Similarly, most plaintiffs’ and defendants’ economists agree that there is no typical overcharge. The evidence reported by Connor and others show that estimated cartel overcharges vary enormously, from zero to 100 per cent.19 This wide dispersion is explained, inter alia, by the fact that the effect of a cartel on prices depends on numerous factors including the characteristics of the products involved, the degree of buyer power, and the economic context under which the cartel operates. All these factors need to be addressed on a case-by-case basis when estimating the effects of the cartel, otherwise overcharge estimates will under- or overestimate the effect on prices.

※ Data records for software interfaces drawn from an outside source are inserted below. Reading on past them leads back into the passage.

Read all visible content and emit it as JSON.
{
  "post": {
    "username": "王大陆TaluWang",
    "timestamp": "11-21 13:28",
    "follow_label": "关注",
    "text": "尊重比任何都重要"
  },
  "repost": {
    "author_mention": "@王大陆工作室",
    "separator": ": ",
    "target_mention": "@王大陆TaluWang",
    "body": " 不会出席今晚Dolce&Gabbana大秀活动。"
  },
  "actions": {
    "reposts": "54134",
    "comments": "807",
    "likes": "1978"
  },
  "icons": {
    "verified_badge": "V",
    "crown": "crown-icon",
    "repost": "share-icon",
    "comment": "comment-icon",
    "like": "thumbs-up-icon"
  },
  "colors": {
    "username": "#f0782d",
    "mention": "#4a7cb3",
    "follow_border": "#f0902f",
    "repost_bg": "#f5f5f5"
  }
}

There is also no controversy regarding the right analytical approach for the estimation of the pass-on and volume effects. And yet, in practice, the assessment of these effects is typically conducted using theoretical arguments and/or relying on anecdotal evidence or back-of-the-envelope calculations. The reason for this is that plaintiffs rarely conduct these studies, relying on the presumption of zero pass-on that is common in the European Union, and defendants usually find themselves unable to obtain the data needed to perform these estimations themselves in order to rebut that presumption.

1 Enrique Andreu, Jorge Padilla, Nadine Watson and Elena Zoido are economists at Compass Lexecon.

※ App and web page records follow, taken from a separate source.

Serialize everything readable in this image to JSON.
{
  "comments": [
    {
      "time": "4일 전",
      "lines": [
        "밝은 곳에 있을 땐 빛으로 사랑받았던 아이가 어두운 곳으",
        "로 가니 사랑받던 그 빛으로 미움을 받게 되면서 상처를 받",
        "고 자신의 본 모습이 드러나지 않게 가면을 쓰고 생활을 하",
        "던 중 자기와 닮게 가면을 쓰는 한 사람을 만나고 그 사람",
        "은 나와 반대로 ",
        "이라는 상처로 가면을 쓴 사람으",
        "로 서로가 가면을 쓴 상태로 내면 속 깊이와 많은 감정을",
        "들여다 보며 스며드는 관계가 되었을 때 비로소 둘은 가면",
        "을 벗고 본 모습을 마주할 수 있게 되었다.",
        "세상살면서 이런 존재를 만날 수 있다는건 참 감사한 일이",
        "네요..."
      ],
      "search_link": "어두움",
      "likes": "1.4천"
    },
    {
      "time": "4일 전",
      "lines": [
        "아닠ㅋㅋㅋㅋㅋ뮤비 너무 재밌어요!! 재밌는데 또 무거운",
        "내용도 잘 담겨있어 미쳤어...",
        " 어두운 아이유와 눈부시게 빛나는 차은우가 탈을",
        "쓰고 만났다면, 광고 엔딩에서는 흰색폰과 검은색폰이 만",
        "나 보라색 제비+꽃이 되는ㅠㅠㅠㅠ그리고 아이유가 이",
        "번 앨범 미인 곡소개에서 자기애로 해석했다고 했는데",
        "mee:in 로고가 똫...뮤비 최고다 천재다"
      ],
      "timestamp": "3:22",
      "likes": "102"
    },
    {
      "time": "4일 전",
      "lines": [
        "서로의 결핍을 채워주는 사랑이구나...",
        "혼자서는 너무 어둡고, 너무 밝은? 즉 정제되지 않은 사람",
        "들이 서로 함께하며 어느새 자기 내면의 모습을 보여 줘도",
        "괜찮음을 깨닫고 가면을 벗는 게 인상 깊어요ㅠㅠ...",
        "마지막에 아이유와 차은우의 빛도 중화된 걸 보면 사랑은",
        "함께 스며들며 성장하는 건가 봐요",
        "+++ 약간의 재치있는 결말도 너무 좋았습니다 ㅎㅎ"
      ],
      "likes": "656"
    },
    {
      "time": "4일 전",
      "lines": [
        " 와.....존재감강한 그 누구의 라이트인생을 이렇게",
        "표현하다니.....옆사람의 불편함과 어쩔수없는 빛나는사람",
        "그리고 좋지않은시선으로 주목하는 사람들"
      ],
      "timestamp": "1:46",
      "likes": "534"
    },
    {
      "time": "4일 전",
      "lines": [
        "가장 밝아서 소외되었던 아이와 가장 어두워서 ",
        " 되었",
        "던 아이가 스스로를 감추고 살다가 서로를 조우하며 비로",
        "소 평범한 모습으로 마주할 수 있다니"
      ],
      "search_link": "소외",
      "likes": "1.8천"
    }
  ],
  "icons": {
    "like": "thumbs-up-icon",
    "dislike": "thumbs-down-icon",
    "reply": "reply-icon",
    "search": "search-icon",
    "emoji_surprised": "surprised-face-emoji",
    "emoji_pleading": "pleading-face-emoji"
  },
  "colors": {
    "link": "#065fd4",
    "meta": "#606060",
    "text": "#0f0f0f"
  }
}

2 European Commission (2013), Practical Guide: Quantifying Harm in Actions for Damages Based on Breaches of Article 101 or 102 of the Treaty on the Functioning of the European Union, 11 June 2013, SWD (2013) 205.

3 RBB and Cuatrecasas, Gonçalves Pereira (2016), Study on the Passing-on of Overcharges, Study prepared for the European Commission, available at http://ec.europa.eu/competition/publications/reports/KD0216916ENN.pdf.

4 An estimate of the overcharge can also be obtained from the comparison of observed and counterfactual widget profits although, as we explain below, the comparison of profits may in certain industries be more complex than the comparison of prices.

5 Commission’s Practical Guide, Paragraph 41.

6 Commission’s Practical Guide, Paragraph 42.

7 Regression analysis is a standard statistical tool used to test and estimate economic relationships: for example, the relationship between prices and costs.

8 Commission’s Practical Guide, Paragraph 49.

9 Commission’s Practical Guide, Paragraph 50.

10 Commission’s Practical Guide, Paragraph 54.

11 Commission’s Practical Guide, Paragraph 55.

12 Commission’s Practical Guide, Paragraph 28.

13 Commission’s Practical Guide, Paragraph 97.

14 Commission’s Practical Guide, Paragraph 104.

15 Commission’s Practical Guide, Paragraph 107.

16 The elasticity of end-consumer demand which determines the profit maximising response (i.e., the price and corresponding sales volume) of the direct purchaser to an input cost increase.

17 Commission’s Practical Guide, Paragraph 168.

18 Commission’s Practical Guide, Paragraphs 169–171.

19 Connor, J M and Y Bolotova (2006), ‘Cartel Overcharges: Survey and Meta-Analysis’, International Journal of Industrial Organization, 25(6), pp. 1109–1137; Connor, J M (2007), ‘Price-Fixing Overcharges: Legal and Economic Evidence’, in: J B Kirkwood (ed.), Research in Law and Economics, Volume 23, Elsevier, Amsterdam, pp. 59–154; Bolotova, Y (2009), ‘Cartel Overcharges: An Empirical Analysis’, Journal of Economic Behaviour & Organization, 70(12), pp. 321–341; and Boyer, M and R Kotchoni (2015), ‘How Much Do Cartel Overcharge?’, Review of Industrial Organization, 47(2), pp. 119–153.